▸ **Assignment**
How many of the lines below contain "Affiliate"? Reply with only that figure.

▸ **Supplied information**
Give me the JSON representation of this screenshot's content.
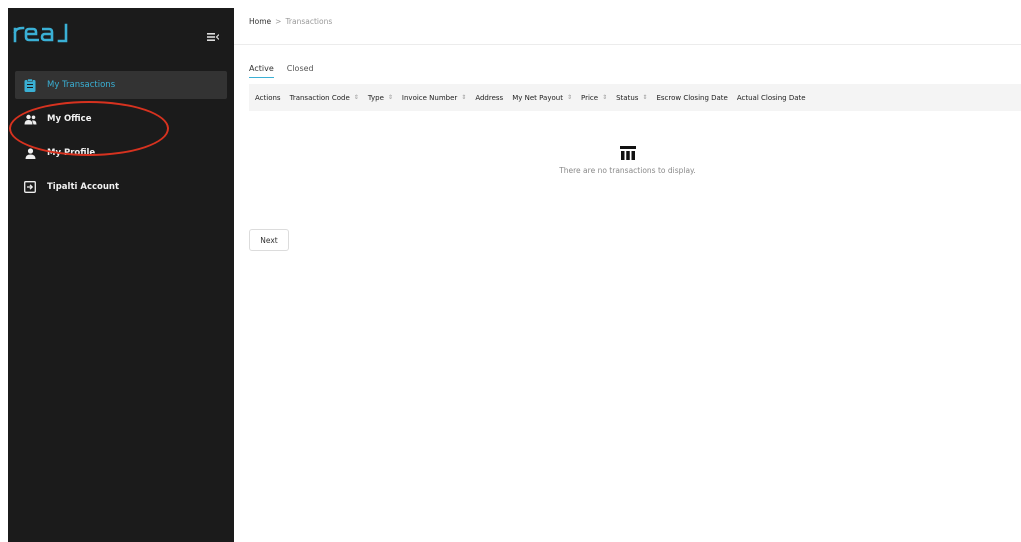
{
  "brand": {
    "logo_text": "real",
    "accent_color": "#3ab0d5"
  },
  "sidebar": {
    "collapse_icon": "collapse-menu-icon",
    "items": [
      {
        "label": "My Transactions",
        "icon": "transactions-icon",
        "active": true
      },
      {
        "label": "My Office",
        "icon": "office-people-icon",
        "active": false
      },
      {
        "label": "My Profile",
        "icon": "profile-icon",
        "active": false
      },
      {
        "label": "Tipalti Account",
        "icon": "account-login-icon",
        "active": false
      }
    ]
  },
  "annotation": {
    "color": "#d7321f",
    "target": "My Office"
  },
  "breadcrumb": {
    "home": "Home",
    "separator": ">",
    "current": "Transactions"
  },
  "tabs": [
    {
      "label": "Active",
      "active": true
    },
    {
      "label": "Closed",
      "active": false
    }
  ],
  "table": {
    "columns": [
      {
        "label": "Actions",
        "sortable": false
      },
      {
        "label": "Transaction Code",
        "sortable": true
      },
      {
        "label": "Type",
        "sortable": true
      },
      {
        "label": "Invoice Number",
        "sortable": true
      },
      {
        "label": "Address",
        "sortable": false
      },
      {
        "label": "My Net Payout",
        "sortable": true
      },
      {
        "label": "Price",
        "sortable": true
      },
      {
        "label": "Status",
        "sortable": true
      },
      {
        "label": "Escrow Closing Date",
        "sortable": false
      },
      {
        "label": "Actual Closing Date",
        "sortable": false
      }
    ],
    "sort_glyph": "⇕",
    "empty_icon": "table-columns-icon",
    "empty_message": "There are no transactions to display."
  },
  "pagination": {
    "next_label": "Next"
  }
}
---
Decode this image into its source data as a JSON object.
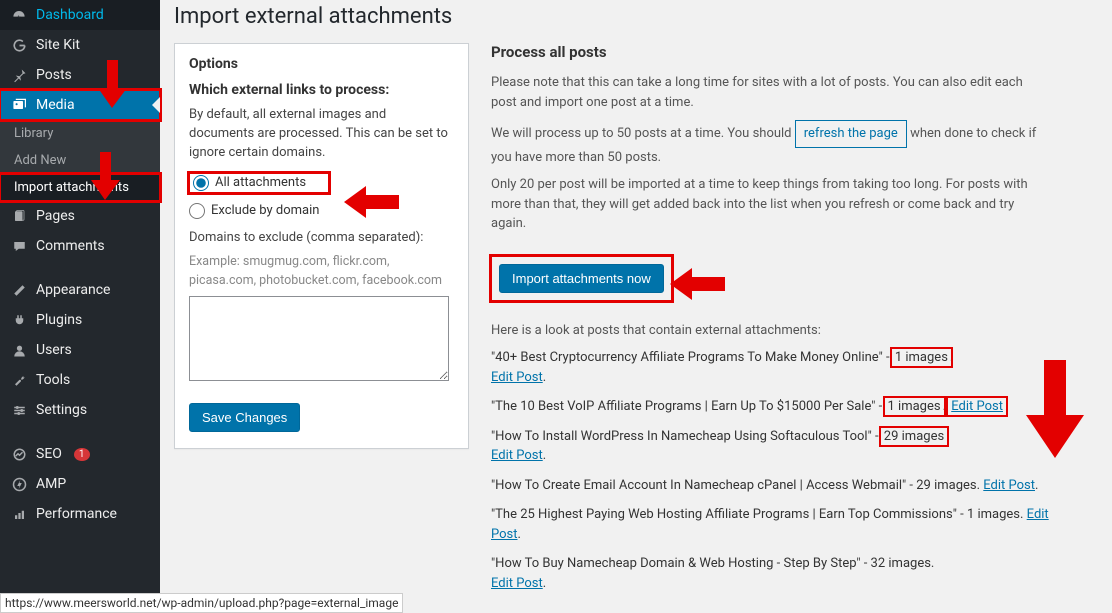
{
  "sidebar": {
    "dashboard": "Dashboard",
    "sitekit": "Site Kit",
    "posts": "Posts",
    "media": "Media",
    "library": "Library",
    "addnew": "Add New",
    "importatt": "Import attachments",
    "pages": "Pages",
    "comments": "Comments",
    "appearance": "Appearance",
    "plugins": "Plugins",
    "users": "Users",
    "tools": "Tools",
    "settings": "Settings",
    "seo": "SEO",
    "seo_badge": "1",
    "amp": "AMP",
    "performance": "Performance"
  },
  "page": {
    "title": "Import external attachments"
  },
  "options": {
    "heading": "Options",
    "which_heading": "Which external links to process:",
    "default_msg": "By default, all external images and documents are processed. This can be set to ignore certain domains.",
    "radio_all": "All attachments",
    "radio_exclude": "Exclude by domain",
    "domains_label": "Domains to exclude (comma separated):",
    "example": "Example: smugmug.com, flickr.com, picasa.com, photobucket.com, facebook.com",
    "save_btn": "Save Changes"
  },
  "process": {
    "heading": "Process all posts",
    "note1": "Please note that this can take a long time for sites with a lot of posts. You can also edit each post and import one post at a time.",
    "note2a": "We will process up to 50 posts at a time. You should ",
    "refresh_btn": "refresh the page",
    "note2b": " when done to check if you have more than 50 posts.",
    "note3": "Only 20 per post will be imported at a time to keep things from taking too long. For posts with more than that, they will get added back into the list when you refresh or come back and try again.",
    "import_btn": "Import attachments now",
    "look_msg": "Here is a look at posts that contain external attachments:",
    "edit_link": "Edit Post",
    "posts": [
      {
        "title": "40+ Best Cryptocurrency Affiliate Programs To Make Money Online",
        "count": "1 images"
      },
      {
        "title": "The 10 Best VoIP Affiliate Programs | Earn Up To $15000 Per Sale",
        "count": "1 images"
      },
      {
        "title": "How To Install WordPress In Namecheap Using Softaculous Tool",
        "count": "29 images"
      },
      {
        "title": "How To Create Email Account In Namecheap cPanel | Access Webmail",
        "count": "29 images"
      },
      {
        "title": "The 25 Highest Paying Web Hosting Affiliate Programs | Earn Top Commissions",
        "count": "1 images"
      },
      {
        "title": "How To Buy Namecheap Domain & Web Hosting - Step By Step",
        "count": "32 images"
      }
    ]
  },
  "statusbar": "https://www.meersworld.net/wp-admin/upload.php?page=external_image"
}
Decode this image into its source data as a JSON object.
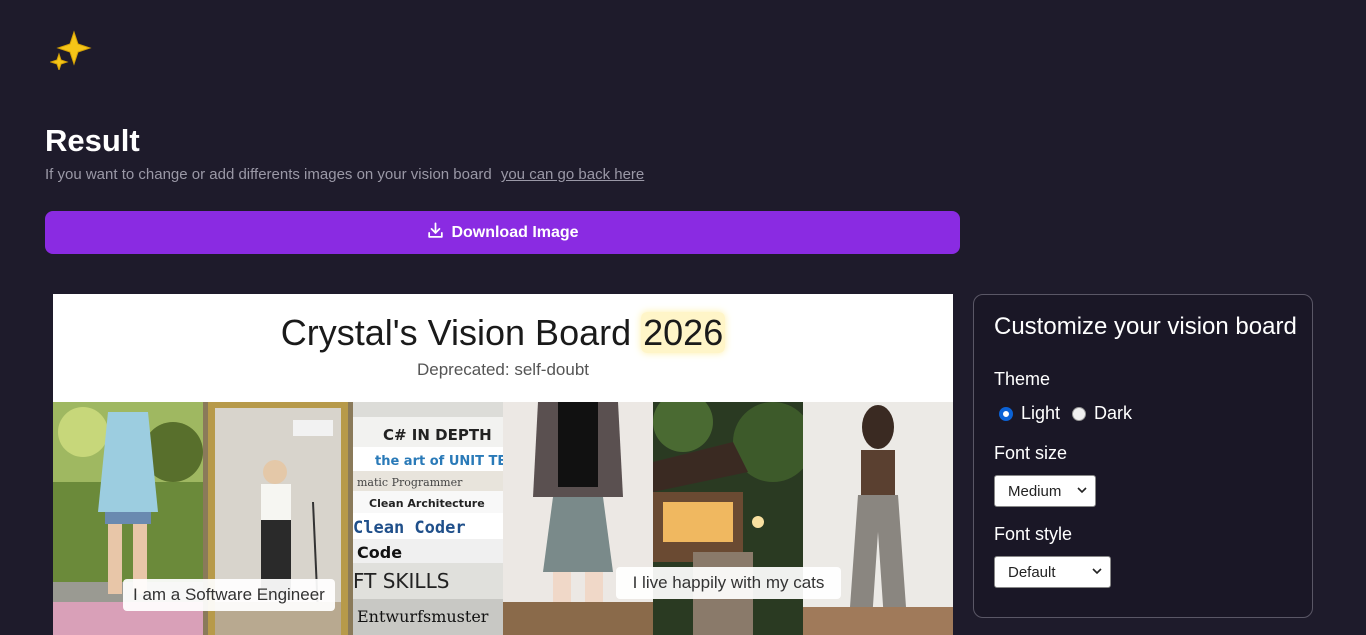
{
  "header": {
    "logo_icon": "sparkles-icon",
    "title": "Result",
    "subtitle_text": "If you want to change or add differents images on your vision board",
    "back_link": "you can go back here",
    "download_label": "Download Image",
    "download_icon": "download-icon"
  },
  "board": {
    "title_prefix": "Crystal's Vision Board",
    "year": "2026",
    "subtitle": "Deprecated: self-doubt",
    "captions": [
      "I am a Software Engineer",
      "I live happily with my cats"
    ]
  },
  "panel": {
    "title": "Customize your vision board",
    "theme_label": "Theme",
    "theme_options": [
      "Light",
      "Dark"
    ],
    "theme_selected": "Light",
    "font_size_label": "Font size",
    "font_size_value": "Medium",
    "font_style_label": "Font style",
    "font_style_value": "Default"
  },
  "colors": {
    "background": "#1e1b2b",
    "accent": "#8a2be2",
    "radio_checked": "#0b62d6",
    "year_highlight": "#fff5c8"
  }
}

▸ **Answer box**
3